## YOUR ASSIGNMENT
In your copy, leave out the pictures and repeat the entries below exactly.

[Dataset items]
↓↓↓

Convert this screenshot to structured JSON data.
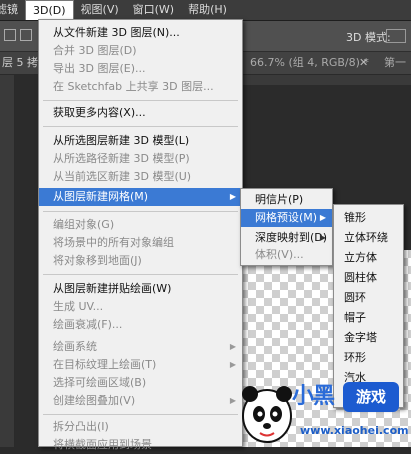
{
  "menubar": {
    "items": [
      "滤镜",
      "3D(D)",
      "视图(V)",
      "窗口(W)",
      "帮助(H)"
    ],
    "active_index": 1
  },
  "toolbar": {
    "mode_label": "3D 模式:"
  },
  "doc_tabs": {
    "left_tab": "层 5 拷贝",
    "right_tab": "66.7% (组 4, RGB/8) *",
    "close_glyph": "✕",
    "extra_tab": "第一"
  },
  "menu_3d": {
    "items": [
      {
        "label": "从文件新建 3D 图层(N)...",
        "enabled": true
      },
      {
        "label": "合并 3D 图层(D)",
        "enabled": false
      },
      {
        "label": "导出 3D 图层(E)...",
        "enabled": false
      },
      {
        "label": "在 Sketchfab 上共享 3D 图层...",
        "enabled": false
      },
      {
        "label": "获取更多内容(X)...",
        "enabled": true
      },
      {
        "label": "从所选图层新建 3D 模型(L)",
        "enabled": true
      },
      {
        "label": "从所选路径新建 3D 模型(P)",
        "enabled": false
      },
      {
        "label": "从当前选区新建 3D 模型(U)",
        "enabled": false
      },
      {
        "label": "从图层新建网格(M)",
        "enabled": true,
        "highlighted": true,
        "submenu": true
      },
      {
        "label": "编组对象(G)",
        "enabled": false
      },
      {
        "label": "将场景中的所有对象编组",
        "enabled": false
      },
      {
        "label": "将对象移到地面(J)",
        "enabled": false
      },
      {
        "label": "从图层新建拼贴绘画(W)",
        "enabled": true
      },
      {
        "label": "生成 UV...",
        "enabled": false
      },
      {
        "label": "绘画衰减(F)...",
        "enabled": false
      },
      {
        "label": "绘画系统",
        "enabled": false,
        "submenu": true
      },
      {
        "label": "在目标纹理上绘画(T)",
        "enabled": false,
        "submenu": true
      },
      {
        "label": "选择可绘画区域(B)",
        "enabled": false
      },
      {
        "label": "创建绘图叠加(V)",
        "enabled": false,
        "submenu": true
      },
      {
        "label": "拆分凸出(I)",
        "enabled": false
      },
      {
        "label": "将横截面应用到场景",
        "enabled": false
      }
    ]
  },
  "menu_mesh": {
    "items": [
      {
        "label": "明信片(P)",
        "enabled": true
      },
      {
        "label": "网格预设(M)",
        "enabled": true,
        "highlighted": true,
        "submenu": true
      },
      {
        "label": "深度映射到(D)",
        "enabled": true,
        "submenu": true
      },
      {
        "label": "体积(V)...",
        "enabled": false
      }
    ]
  },
  "menu_preset": {
    "items": [
      "锥形",
      "立体环绕",
      "立方体",
      "圆柱体",
      "圆环",
      "帽子",
      "金字塔",
      "环形",
      "汽水",
      "球体"
    ]
  },
  "watermark": {
    "title": "小黑",
    "badge": "游戏",
    "url": "www.xiaohei.com"
  },
  "colors": {
    "highlight": "#3b7ad4",
    "menu_bg": "#f0f0f0",
    "disabled_text": "#8a8a8a",
    "app_bg": "#2b2b2b"
  }
}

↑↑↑

## RESPONSE
Convert this screenshot to structured JSON data.
{
  "menubar": {
    "items": [
      "滤镜",
      "3D(D)",
      "视图(V)",
      "窗口(W)",
      "帮助(H)"
    ],
    "active_index": 1
  },
  "toolbar": {
    "mode_label": "3D 模式:"
  },
  "doc_tabs": {
    "left_tab": "层 5 拷贝",
    "right_tab": "66.7% (组 4, RGB/8) *",
    "close_glyph": "✕",
    "extra_tab": "第一"
  },
  "menu_3d": {
    "items": [
      {
        "label": "从文件新建 3D 图层(N)...",
        "enabled": true
      },
      {
        "label": "合并 3D 图层(D)",
        "enabled": false
      },
      {
        "label": "导出 3D 图层(E)...",
        "enabled": false
      },
      {
        "label": "在 Sketchfab 上共享 3D 图层...",
        "enabled": false
      },
      {
        "label": "获取更多内容(X)...",
        "enabled": true
      },
      {
        "label": "从所选图层新建 3D 模型(L)",
        "enabled": true
      },
      {
        "label": "从所选路径新建 3D 模型(P)",
        "enabled": false
      },
      {
        "label": "从当前选区新建 3D 模型(U)",
        "enabled": false
      },
      {
        "label": "从图层新建网格(M)",
        "enabled": true,
        "highlighted": true,
        "submenu": true
      },
      {
        "label": "编组对象(G)",
        "enabled": false
      },
      {
        "label": "将场景中的所有对象编组",
        "enabled": false
      },
      {
        "label": "将对象移到地面(J)",
        "enabled": false
      },
      {
        "label": "从图层新建拼贴绘画(W)",
        "enabled": true
      },
      {
        "label": "生成 UV...",
        "enabled": false
      },
      {
        "label": "绘画衰减(F)...",
        "enabled": false
      },
      {
        "label": "绘画系统",
        "enabled": false,
        "submenu": true
      },
      {
        "label": "在目标纹理上绘画(T)",
        "enabled": false,
        "submenu": true
      },
      {
        "label": "选择可绘画区域(B)",
        "enabled": false
      },
      {
        "label": "创建绘图叠加(V)",
        "enabled": false,
        "submenu": true
      },
      {
        "label": "拆分凸出(I)",
        "enabled": false
      },
      {
        "label": "将横截面应用到场景",
        "enabled": false
      }
    ]
  },
  "menu_mesh": {
    "items": [
      {
        "label": "明信片(P)",
        "enabled": true
      },
      {
        "label": "网格预设(M)",
        "enabled": true,
        "highlighted": true,
        "submenu": true
      },
      {
        "label": "深度映射到(D)",
        "enabled": true,
        "submenu": true
      },
      {
        "label": "体积(V)...",
        "enabled": false
      }
    ]
  },
  "menu_preset": {
    "items": [
      "锥形",
      "立体环绕",
      "立方体",
      "圆柱体",
      "圆环",
      "帽子",
      "金字塔",
      "环形",
      "汽水",
      "球体"
    ]
  },
  "watermark": {
    "title": "小黑",
    "badge": "游戏",
    "url": "www.xiaohei.com"
  },
  "colors": {
    "highlight": "#3b7ad4",
    "menu_bg": "#f0f0f0",
    "disabled_text": "#8a8a8a",
    "app_bg": "#2b2b2b"
  }
}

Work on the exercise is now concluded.